The next step is to report the interpretation. Each test types described in the previous sections above will require different values to interpret the results. Vocabulary has also been proposed in LOINC using LOINC Answer Codes, but the LOINC documentation does not presently describe how to relate LOINC Answer codes to the supplied data. Certainly any set of values used for these interpretations will also need to be mapped into SNOMED CT, to allow for their eventual use in clinical decision support systems that rely on SNOMED CT. Note that some interpretations will remain "inconclusive" (have you ever finished a technical support call only to get no solution to your problem).

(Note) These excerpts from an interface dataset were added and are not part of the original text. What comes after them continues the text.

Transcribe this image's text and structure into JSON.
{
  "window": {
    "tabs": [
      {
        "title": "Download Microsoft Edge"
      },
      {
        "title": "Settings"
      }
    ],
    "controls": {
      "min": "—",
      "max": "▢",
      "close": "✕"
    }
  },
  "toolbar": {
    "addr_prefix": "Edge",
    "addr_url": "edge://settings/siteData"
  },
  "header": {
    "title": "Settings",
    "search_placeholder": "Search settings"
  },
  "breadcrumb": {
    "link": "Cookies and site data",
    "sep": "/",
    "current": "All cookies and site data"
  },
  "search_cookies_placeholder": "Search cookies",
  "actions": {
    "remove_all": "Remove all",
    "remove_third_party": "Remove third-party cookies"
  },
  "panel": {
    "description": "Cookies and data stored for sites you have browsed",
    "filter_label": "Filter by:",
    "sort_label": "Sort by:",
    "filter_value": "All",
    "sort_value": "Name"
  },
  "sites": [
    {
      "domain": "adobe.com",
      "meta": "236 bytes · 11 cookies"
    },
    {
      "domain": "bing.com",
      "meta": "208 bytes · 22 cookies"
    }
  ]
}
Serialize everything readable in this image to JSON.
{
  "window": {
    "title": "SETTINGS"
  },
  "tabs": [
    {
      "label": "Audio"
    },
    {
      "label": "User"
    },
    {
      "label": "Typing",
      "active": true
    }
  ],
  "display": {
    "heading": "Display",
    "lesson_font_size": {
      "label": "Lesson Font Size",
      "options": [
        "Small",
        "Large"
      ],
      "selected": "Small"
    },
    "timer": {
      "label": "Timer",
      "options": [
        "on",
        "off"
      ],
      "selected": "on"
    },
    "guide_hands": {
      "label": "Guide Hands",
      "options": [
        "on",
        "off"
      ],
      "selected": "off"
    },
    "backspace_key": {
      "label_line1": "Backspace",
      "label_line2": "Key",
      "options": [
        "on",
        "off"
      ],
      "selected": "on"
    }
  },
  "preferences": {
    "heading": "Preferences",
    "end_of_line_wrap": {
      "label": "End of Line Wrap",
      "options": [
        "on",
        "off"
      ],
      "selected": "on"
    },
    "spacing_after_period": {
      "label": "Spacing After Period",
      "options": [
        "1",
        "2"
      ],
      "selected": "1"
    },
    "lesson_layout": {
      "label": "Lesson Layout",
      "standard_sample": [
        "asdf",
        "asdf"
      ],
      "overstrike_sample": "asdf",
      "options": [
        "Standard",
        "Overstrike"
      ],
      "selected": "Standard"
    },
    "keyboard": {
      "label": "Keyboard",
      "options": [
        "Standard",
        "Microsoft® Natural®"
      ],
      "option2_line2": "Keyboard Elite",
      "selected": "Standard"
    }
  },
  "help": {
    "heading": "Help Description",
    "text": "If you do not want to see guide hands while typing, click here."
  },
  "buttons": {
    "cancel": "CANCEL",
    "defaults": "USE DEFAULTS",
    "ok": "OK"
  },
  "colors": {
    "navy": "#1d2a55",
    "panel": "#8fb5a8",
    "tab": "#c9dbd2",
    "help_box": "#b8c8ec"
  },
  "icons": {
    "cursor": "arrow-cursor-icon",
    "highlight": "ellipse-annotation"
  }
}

Because sequencing and genotyping is so expensive, it shouldn't be repeated unnecessarily. That means that enough detailed information should be conveyed in the result that future re-interpretation is possible. The average gene can contains from 10 to 15 thousand base pairs (think of these as the microinstructions), but this can vary dramatically, with some genes using millions of base pairs. This information is maintained by the testing laboratory and is absolutely essential in the initial interpretation of the results. When reported, these findings are summarized using the recommended standards. This will enable linkage of the genetic data to clinical genetic knowledgebases, so that interpretations can be maintained in a manner similar to other laboratory tests.
Different kinds of tests will require differing detailed results. A test that is attempting to identify a particular DNA marker or allele will need to describe what was found. Again, this identification can be performed using HGNC to describe the gene, NCBI Nucleotide Reference sequence identifiers, and HGVS nomenclature to describe the variations.
Details are not sufficient. The final component of the report should include interpretation of the results performed by a geneticist. Genetics is so complex that providers will need that expertise to understand the results. This analysis may include references to research, educational materials, suggested treatments or additional testing.
The Final Step
For most clinical uses, once the provider's question about the patient's genetics is answered, many more questions are asked by the provider and by the patient. Some of these involve how to communicate the information to the patient and/or their relatives; others involve what the next steps should be in management of the patient's health. These fall outside of the domain of Healthcare Standards, so I will not dwell upon them. However, The American Society of Clinical Oncology published a policy statement that addresses some of these issues. I recommend reading it.
American Society of Clinical Oncology Policy Statement Update: Genetic Testing for Cancer Susceptibility, Journal of Clinical Oncology, Vol 21, No 12 (Jun 15), 2003: pp 2397-2406 available on the web from http://jco.ascopubs.org/cgi/reprint/21/12/2397
This is an excellent article that describes many of the issues surrounding the need for, and appropriate use of genetic testing. While its principle audience is clinical oncologists, the explanations given for the ASCO positions are very clear, and address many issues that need to be considered with respect to genetic testing.
Thanks to Sandy Aronson, Director of IT, and Mollie Ullman-Cullere, both of HPCGG for arranging a tour of their genetic testing laboratory and answering my many questions on genetic testing. Thanks also to Mollie, and to Scott Bolte of GE Healthcare for their reviews of an early draft of this article. Accuracy is due to them, any errors are of course my own.